tshark -r original.pcap -T json -x --no-duplicate-keys | \ python json2pcap.py -a "ip.src_raw" -a "ip.dst_raw" -o anonymized.pcap
By -a switch should be specified all fields which require anonymization.
In case the tshark is performing reassembly from multiple frames, the backward pcap reconstruction performed by json2pcap is not properly recovering the original frames.
To overcome this limitation it is possible to use tshark with supressed packet reassembly. To disable reassembly for specific protocol use
tshark -o <SELECTED_REASSEMPLY_OPTION>:FALSE. And for
tshark -G defaultprefs. After disabling packet reassembly, the protocol frames should be assembled correctly by json2pcap. However the masking/anonymization will not be performed for fragmented protocols.
The fields that are using bitmask could be incorrectly re-encoded. From the tshark json raw output it is ambigious if the field is encoded by little endian or by big endian.
Copyright 2020, Martin Kacer <kacer.martin[AT]gmail.com> and contributors
This program is free software; you can redistribute it and/or modify it under the terms of the GNU General Public License as published by the Free Software Foundation; either version 2 of the License, or (at your option) any later version.
This program is distributed in the hope that it will be useful, but WITHOUT ANY WARRANTY; without even the implied warranty of MERCHANTABILITY or FITNESS FOR A PARTICULAR PURPOSE. See the GNU General Public License for more details.

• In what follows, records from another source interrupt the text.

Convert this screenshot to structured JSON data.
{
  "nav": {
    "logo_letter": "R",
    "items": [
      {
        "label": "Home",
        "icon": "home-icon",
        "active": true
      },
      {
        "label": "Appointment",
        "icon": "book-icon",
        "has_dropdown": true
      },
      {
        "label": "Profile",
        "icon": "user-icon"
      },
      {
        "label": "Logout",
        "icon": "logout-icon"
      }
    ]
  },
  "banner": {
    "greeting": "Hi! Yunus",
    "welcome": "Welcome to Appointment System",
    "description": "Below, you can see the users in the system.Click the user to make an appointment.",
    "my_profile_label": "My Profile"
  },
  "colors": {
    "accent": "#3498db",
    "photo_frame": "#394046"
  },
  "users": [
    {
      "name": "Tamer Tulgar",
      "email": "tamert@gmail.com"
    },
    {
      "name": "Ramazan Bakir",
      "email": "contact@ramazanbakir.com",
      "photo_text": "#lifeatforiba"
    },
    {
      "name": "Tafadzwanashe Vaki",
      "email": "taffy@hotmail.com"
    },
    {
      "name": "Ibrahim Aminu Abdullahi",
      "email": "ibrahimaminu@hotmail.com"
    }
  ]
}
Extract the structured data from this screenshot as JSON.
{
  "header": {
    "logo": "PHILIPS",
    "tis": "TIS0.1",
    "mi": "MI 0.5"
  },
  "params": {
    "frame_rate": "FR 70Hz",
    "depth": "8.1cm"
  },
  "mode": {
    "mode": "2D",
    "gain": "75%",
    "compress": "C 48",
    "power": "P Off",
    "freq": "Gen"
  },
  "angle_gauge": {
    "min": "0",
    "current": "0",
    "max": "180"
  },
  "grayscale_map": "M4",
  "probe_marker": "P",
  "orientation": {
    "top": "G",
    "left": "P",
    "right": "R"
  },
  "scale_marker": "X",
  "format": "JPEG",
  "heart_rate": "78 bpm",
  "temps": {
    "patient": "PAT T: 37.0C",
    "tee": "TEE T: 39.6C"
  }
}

You should have received a copy of the GNU General Public License along with this program; if not, write to the Free Software Foundation, Inc., 51 Franklin Street, Fifth Floor, Boston, MA 02110-1301 USA.